>>>

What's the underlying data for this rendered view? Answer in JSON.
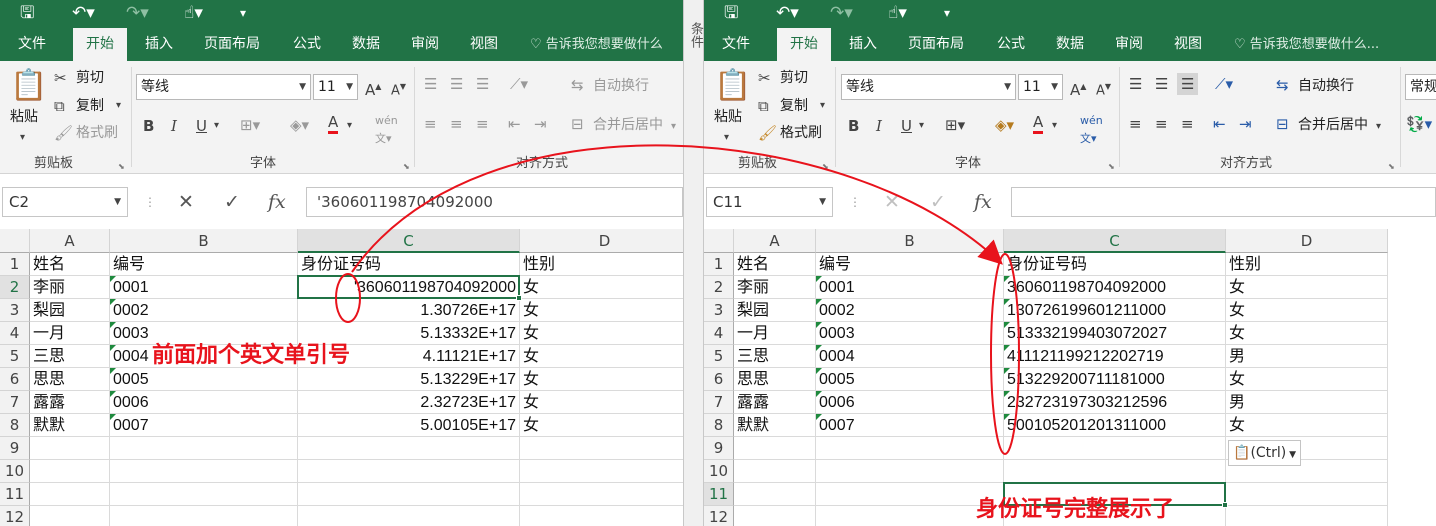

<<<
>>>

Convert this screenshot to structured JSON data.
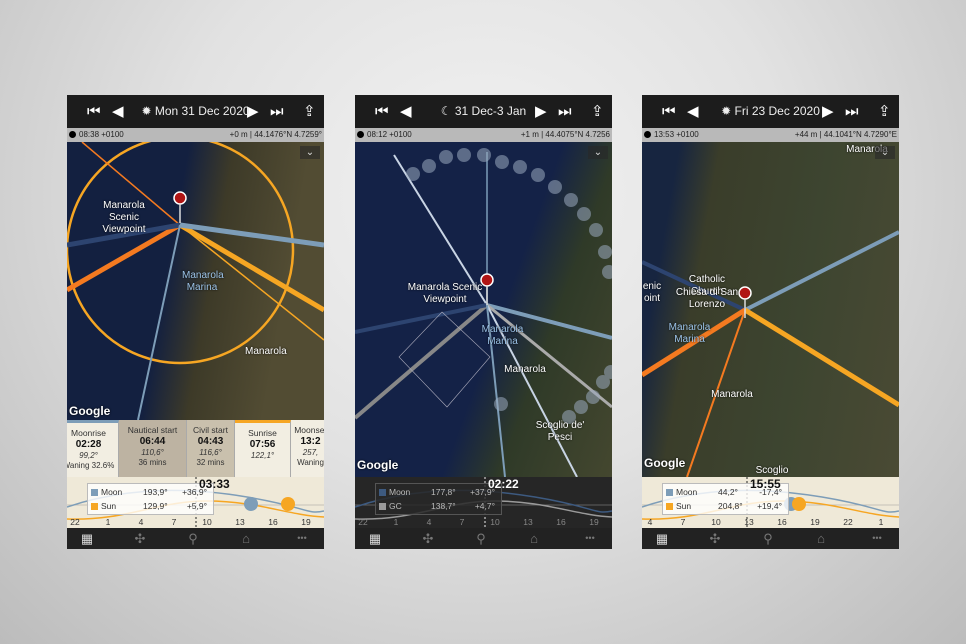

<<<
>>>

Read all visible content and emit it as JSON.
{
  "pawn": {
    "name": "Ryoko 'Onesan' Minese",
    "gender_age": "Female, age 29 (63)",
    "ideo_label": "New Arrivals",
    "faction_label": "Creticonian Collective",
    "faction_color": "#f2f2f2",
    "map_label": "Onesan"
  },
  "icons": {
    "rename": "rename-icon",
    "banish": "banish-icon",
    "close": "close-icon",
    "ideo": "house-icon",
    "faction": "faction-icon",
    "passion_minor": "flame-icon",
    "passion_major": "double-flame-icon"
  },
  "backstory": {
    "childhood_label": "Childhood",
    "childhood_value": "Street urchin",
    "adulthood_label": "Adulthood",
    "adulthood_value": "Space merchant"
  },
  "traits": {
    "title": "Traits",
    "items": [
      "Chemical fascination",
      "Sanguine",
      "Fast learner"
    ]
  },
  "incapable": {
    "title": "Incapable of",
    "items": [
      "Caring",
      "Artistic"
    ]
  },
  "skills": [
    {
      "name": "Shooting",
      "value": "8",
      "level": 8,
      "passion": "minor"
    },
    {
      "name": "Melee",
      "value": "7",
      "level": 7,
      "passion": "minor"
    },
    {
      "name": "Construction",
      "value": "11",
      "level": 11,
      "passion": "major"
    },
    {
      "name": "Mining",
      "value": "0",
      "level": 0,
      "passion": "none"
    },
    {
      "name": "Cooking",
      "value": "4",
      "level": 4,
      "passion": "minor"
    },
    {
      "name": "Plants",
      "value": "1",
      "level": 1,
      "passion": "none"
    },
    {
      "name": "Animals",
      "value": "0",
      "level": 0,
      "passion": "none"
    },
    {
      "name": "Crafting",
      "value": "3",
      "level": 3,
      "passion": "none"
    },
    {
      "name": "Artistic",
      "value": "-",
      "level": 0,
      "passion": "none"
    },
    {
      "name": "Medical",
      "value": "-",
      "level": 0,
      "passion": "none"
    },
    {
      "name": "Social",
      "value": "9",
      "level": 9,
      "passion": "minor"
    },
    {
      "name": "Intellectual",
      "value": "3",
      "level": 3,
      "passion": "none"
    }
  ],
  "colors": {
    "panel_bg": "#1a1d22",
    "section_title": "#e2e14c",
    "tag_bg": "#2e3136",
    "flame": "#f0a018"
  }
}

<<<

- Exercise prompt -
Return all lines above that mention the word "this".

- Answer box -
What's the underlying data for this rendered view? Answer in JSON.
Convert this screenshot to structured JSON data.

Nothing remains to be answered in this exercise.